WHAT NEEDS TO BE DONE —
Copy the entries that follow, exactly and completely.

━━━━━━━━━━━━━━━━━━━━

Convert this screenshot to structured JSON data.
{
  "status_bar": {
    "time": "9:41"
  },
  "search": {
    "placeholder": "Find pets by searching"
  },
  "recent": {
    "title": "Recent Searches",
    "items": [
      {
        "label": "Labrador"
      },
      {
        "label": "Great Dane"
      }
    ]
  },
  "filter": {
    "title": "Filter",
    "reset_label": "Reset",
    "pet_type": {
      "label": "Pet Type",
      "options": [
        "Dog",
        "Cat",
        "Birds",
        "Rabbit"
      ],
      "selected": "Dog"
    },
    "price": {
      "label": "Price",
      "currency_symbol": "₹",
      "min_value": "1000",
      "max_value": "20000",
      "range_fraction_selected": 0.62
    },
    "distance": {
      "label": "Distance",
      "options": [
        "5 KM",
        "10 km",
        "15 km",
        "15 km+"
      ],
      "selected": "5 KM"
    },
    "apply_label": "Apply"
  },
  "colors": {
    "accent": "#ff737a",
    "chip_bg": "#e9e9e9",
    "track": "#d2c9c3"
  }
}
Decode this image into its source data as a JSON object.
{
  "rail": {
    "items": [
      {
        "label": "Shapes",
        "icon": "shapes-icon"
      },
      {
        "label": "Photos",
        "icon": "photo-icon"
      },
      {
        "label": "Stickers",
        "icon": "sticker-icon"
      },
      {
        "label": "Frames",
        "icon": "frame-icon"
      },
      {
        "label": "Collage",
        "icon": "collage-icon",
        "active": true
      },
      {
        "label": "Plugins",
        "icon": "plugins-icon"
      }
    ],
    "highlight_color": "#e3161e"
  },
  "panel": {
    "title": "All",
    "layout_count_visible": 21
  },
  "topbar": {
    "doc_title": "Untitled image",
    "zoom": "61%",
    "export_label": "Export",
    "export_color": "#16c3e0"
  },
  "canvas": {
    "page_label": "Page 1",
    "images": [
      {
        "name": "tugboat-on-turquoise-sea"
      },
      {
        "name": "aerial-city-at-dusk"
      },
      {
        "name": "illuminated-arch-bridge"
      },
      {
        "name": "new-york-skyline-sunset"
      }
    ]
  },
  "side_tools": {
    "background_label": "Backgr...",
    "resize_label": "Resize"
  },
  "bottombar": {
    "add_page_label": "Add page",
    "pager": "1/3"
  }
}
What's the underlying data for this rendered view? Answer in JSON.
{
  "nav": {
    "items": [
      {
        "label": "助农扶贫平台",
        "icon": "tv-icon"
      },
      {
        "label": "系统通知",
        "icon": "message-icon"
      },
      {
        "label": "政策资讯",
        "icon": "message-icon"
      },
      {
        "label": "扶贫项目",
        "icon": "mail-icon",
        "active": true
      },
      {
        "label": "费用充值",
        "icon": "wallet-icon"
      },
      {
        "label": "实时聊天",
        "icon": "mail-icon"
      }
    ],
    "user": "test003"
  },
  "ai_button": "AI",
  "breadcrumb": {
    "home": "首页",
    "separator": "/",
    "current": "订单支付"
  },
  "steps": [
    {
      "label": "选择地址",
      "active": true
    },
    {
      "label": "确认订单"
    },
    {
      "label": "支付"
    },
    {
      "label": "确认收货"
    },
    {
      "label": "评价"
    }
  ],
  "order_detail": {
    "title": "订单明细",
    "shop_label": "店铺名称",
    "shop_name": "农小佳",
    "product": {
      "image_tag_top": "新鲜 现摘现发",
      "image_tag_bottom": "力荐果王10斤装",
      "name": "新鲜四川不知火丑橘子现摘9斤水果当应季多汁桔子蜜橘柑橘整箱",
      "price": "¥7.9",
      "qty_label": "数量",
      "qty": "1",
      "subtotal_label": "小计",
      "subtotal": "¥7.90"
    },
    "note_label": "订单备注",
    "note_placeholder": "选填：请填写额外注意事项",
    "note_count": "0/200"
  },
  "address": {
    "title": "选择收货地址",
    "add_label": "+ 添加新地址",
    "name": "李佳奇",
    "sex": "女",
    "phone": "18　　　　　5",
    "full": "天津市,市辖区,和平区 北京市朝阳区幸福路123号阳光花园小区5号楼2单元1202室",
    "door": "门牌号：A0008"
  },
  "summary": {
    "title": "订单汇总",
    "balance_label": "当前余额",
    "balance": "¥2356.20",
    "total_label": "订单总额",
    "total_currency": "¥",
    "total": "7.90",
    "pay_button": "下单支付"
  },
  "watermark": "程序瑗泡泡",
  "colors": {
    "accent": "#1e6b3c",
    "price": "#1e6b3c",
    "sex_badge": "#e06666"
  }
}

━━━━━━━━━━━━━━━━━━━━

EXERCISE ANSWER —
Convert this screenshot to structured JSON data.
{
  "status_bar": {
    "time": "9:41"
  },
  "search": {
    "placeholder": "Find pets by searching"
  },
  "recent": {
    "title": "Recent Searches",
    "items": [
      {
        "label": "Labrador"
      },
      {
        "label": "Great Dane"
      }
    ]
  },
  "filter": {
    "title": "Filter",
    "reset_label": "Reset",
    "pet_type": {
      "label": "Pet Type",
      "options": [
        "Dog",
        "Cat",
        "Birds",
        "Rabbit"
      ],
      "selected": "Dog"
    },
    "price": {
      "label": "Price",
      "currency_symbol": "₹",
      "min_value": "1000",
      "max_value": "20000",
      "range_fraction_selected": 0.62
    },
    "distance": {
      "label": "Distance",
      "options": [
        "5 KM",
        "10 km",
        "15 km",
        "15 km+"
      ],
      "selected": "5 KM"
    },
    "apply_label": "Apply"
  },
  "colors": {
    "accent": "#ff737a",
    "chip_bg": "#e9e9e9",
    "track": "#d2c9c3"
  }
}
Decode this image into its source data as a JSON object.
{
  "rail": {
    "items": [
      {
        "label": "Shapes",
        "icon": "shapes-icon"
      },
      {
        "label": "Photos",
        "icon": "photo-icon"
      },
      {
        "label": "Stickers",
        "icon": "sticker-icon"
      },
      {
        "label": "Frames",
        "icon": "frame-icon"
      },
      {
        "label": "Collage",
        "icon": "collage-icon",
        "active": true
      },
      {
        "label": "Plugins",
        "icon": "plugins-icon"
      }
    ],
    "highlight_color": "#e3161e"
  },
  "panel": {
    "title": "All",
    "layout_count_visible": 21
  },
  "topbar": {
    "doc_title": "Untitled image",
    "zoom": "61%",
    "export_label": "Export",
    "export_color": "#16c3e0"
  },
  "canvas": {
    "page_label": "Page 1",
    "images": [
      {
        "name": "tugboat-on-turquoise-sea"
      },
      {
        "name": "aerial-city-at-dusk"
      },
      {
        "name": "illuminated-arch-bridge"
      },
      {
        "name": "new-york-skyline-sunset"
      }
    ]
  },
  "side_tools": {
    "background_label": "Backgr...",
    "resize_label": "Resize"
  },
  "bottombar": {
    "add_page_label": "Add page",
    "pager": "1/3"
  }
}
What's the underlying data for this rendered view? Answer in JSON.
{
  "nav": {
    "items": [
      {
        "label": "助农扶贫平台",
        "icon": "tv-icon"
      },
      {
        "label": "系统通知",
        "icon": "message-icon"
      },
      {
        "label": "政策资讯",
        "icon": "message-icon"
      },
      {
        "label": "扶贫项目",
        "icon": "mail-icon",
        "active": true
      },
      {
        "label": "费用充值",
        "icon": "wallet-icon"
      },
      {
        "label": "实时聊天",
        "icon": "mail-icon"
      }
    ],
    "user": "test003"
  },
  "ai_button": "AI",
  "breadcrumb": {
    "home": "首页",
    "separator": "/",
    "current": "订单支付"
  },
  "steps": [
    {
      "label": "选择地址",
      "active": true
    },
    {
      "label": "确认订单"
    },
    {
      "label": "支付"
    },
    {
      "label": "确认收货"
    },
    {
      "label": "评价"
    }
  ],
  "order_detail": {
    "title": "订单明细",
    "shop_label": "店铺名称",
    "shop_name": "农小佳",
    "product": {
      "image_tag_top": "新鲜 现摘现发",
      "image_tag_bottom": "力荐果王10斤装",
      "name": "新鲜四川不知火丑橘子现摘9斤水果当应季多汁桔子蜜橘柑橘整箱",
      "price": "¥7.9",
      "qty_label": "数量",
      "qty": "1",
      "subtotal_label": "小计",
      "subtotal": "¥7.90"
    },
    "note_label": "订单备注",
    "note_placeholder": "选填：请填写额外注意事项",
    "note_count": "0/200"
  },
  "address": {
    "title": "选择收货地址",
    "add_label": "+ 添加新地址",
    "name": "李佳奇",
    "sex": "女",
    "phone": "18　　　　　5",
    "full": "天津市,市辖区,和平区 北京市朝阳区幸福路123号阳光花园小区5号楼2单元1202室",
    "door": "门牌号：A0008"
  },
  "summary": {
    "title": "订单汇总",
    "balance_label": "当前余额",
    "balance": "¥2356.20",
    "total_label": "订单总额",
    "total_currency": "¥",
    "total": "7.90",
    "pay_button": "下单支付"
  },
  "watermark": "程序瑗泡泡",
  "colors": {
    "accent": "#1e6b3c",
    "price": "#1e6b3c",
    "sex_badge": "#e06666"
  }
}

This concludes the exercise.